Another area that AR adds value is further upstream: manufacturing. Medtronic has implemented AR at that stage, including production. Here the complex process of assembly line “changeovers” (modifying equipment for a different product output) can benefit from AR.
“In manufacturing, we have various stages of manual, semi-automatic, and automatic processes,” Medtronic’s technical fellow William Harding told Re’Flekt. “Those processes must be transferred across many facilities where there is a lack of standardization around the data. If I add a new process to a production line, many questions need to be addressed: How do I get the process to integrate seamlessly? How do I accomplish that without using paper-based systems? The goal is to speed up efficiencies and reduce scrap while also reducing human error. When we create a new process in lean manufacturing, we need to establish the most ergonomic way for an operator to perform their tasks within a sterile environment. We also want them to complete these tasks in the most efficient way possible, while delivering a high-quality product. There are many factors to be considered.”

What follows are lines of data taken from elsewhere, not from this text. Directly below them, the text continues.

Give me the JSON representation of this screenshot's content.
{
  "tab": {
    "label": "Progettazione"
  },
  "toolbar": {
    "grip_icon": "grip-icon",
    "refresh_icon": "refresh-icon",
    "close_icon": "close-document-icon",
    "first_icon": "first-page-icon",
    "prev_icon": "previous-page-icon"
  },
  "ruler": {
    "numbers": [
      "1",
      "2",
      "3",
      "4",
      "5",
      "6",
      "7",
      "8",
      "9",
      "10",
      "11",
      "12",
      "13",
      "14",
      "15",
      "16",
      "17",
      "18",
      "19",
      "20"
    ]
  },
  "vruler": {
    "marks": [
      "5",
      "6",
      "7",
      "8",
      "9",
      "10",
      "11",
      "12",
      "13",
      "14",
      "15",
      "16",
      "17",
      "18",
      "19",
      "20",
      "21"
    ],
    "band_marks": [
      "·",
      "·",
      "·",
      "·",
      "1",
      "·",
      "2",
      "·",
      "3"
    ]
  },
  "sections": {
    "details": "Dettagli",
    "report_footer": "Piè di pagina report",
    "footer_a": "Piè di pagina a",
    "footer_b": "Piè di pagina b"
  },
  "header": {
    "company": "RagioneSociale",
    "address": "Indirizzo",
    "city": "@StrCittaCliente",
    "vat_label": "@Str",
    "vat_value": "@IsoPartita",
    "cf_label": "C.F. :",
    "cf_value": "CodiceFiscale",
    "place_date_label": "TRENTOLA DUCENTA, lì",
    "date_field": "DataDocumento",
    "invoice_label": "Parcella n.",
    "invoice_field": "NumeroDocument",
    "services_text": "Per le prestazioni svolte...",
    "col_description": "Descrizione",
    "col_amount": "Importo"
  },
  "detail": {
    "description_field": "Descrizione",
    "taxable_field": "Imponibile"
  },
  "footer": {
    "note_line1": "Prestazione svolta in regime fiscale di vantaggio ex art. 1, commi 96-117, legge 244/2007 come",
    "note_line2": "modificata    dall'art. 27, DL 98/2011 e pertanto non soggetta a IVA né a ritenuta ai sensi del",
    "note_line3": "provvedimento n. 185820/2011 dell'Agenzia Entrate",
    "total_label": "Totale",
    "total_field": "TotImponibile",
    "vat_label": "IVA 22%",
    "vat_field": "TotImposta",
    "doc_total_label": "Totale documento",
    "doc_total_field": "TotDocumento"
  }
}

Similarly, Medtronic has begun to use AR simulations to train assembly workers versus cardboard models. Similar to surgeons’ error reduction, manufacturing front-line workers can use AR in simulated environments to save money. That happens to the tune of $30,000 per training.

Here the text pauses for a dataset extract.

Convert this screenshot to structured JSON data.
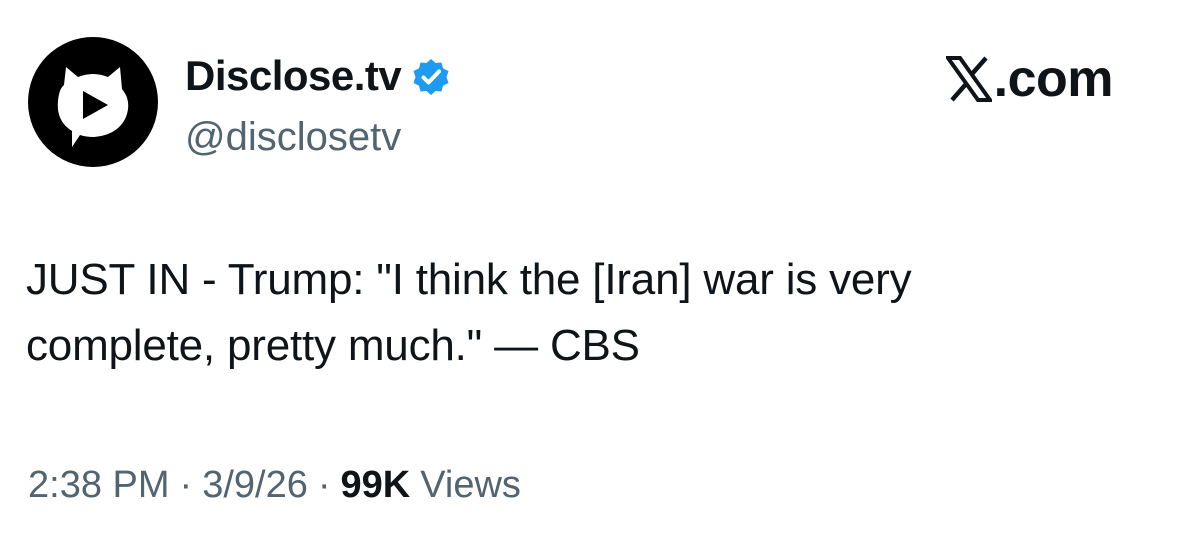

“It used to take us two and a half weeks to build a cardboard set-up with five process stations,” said Harding. “For one training session, we also needed at least eight to ten people off the production floor, who then weren’t engaged in manufacturing products while they were in training. It would cost us about $30,000 for one training effort with the cardboard set-up. We usually require five sessions in total to get everything right, and by the time we decide that everything is ready, we’re making changes five minutes later. In contrast, creating AR content to train my colleagues took me less than two hours. They can access it individually whenever required (including in the manufacturing floor cleanroom environment), and we can easily adapt it if changes occur in the set-up.”
Field of View
Speaking of saving time, doctors and nurses often get diverted from patient care due to the processing of medical records, as noted earlier. Here too, AR has come to the rescue by streamlining the transfer of records to a doctor’s field of view where it’s needed.
“EMRs (Electronic Medical Records) and EHRs (Electronic Healthcare Records) were built to improve billing,” said Harding. “Any attempt to digitize these records and integrate the information with other solutions was simply a digital version of the paper-based format. This makes the management of medical records for medical staff very time consuming as they transcribed the manually collected data or transferred the data between dissimilar systems. I found that doctors spend around 52 percent and nurses around 47 percent of their time transcribing health-related data from one system to another, which uses valuable time and skills that they could be investing in the patient. To truly connect devices and digitize our data, we need a transformative approach. That’s what XR technology offers.”
This invokes an important lesson that continues to emerge throughout our case studies. A key success factor in enterprise AR deployments is to create benefits that are felt by the front-line professionals who are proposed to use it. Their buy-in is instrumental in effective deployments.
For example, the medical professional time-saving benefits outlined above not only help Medtronic and medical institutions, but they have tangible quality of work-life advantages for doctors and nurses. This should be a key lesson for AR’s success and its enterprise rollouts.
“There’s no better way to prove that your solution provides value than if the users change their habits and use your tool instead of what they had before,” Re’Flekt CMO and president Dirk Schart told ARtillery Intelligence. “The clearest path to success is to have clear goals, business-side buy-in, and most importantly to prove value to end-users.”